DATASET RECORDS START

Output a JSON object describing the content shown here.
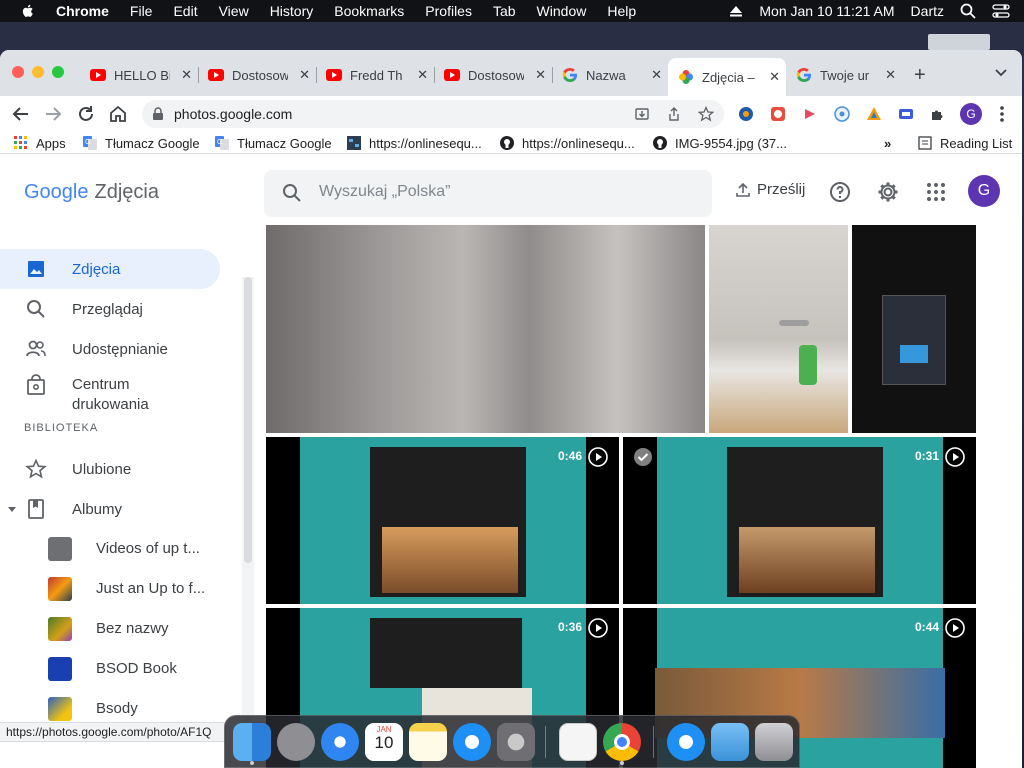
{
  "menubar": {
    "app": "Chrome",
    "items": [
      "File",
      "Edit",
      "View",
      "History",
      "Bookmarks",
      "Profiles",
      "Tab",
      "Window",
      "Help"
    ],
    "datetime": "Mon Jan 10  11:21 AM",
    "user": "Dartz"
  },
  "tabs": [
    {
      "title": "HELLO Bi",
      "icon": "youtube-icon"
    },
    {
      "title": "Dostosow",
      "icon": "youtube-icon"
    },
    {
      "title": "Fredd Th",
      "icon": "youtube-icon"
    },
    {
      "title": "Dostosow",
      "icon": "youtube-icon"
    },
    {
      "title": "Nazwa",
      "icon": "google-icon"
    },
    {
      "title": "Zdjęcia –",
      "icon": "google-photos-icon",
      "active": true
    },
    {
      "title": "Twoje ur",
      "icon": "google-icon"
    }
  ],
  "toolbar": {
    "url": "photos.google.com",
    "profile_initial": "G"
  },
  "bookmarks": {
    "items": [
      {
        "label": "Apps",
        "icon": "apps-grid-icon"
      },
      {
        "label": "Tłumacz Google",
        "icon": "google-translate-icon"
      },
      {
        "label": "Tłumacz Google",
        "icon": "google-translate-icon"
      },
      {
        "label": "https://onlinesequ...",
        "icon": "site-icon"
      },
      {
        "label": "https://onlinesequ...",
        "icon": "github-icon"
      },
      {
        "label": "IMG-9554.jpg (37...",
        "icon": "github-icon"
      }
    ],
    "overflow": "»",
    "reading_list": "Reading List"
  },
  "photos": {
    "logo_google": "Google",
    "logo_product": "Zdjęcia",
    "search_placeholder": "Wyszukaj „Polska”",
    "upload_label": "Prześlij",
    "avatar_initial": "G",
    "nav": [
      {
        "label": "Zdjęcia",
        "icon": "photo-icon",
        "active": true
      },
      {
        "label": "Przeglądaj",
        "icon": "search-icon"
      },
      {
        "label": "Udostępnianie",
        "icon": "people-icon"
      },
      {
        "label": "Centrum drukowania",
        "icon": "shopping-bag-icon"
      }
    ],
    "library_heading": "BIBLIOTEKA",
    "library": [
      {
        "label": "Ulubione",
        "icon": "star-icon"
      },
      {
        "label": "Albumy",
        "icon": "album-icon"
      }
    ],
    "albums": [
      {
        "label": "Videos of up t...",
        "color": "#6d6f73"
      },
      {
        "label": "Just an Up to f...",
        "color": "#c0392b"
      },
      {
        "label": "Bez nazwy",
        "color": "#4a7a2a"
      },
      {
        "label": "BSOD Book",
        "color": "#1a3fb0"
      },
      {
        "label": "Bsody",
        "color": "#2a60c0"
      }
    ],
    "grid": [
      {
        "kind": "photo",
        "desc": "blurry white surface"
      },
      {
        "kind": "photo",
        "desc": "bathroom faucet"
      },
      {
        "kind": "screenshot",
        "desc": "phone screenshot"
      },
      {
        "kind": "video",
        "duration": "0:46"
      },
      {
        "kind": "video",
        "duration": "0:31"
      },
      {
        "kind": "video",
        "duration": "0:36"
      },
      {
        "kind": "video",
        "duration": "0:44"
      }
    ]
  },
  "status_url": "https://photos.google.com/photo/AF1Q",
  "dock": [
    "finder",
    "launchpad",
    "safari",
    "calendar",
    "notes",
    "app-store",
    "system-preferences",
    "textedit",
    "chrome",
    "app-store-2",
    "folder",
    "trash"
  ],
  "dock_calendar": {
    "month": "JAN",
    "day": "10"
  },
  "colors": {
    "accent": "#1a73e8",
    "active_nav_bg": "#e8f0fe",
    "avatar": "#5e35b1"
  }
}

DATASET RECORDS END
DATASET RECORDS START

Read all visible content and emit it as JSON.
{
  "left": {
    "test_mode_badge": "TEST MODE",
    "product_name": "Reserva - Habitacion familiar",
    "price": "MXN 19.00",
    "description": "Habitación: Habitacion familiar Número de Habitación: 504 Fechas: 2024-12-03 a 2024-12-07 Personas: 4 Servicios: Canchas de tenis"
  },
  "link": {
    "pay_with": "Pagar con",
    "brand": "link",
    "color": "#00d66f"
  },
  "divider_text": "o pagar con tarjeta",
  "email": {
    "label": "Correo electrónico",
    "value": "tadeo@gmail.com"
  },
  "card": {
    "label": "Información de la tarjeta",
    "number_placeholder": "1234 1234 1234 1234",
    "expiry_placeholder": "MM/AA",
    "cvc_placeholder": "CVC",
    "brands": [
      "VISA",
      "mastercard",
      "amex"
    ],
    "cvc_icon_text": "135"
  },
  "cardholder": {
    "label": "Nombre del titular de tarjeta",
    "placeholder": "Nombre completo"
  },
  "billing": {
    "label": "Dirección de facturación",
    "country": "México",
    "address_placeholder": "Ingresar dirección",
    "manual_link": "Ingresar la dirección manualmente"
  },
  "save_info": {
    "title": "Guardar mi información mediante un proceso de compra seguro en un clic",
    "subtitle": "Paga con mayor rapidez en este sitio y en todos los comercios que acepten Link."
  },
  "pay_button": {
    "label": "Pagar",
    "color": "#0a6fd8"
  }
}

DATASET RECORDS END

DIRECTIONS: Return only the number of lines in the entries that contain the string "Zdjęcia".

EXERCISE SOLUTION: 3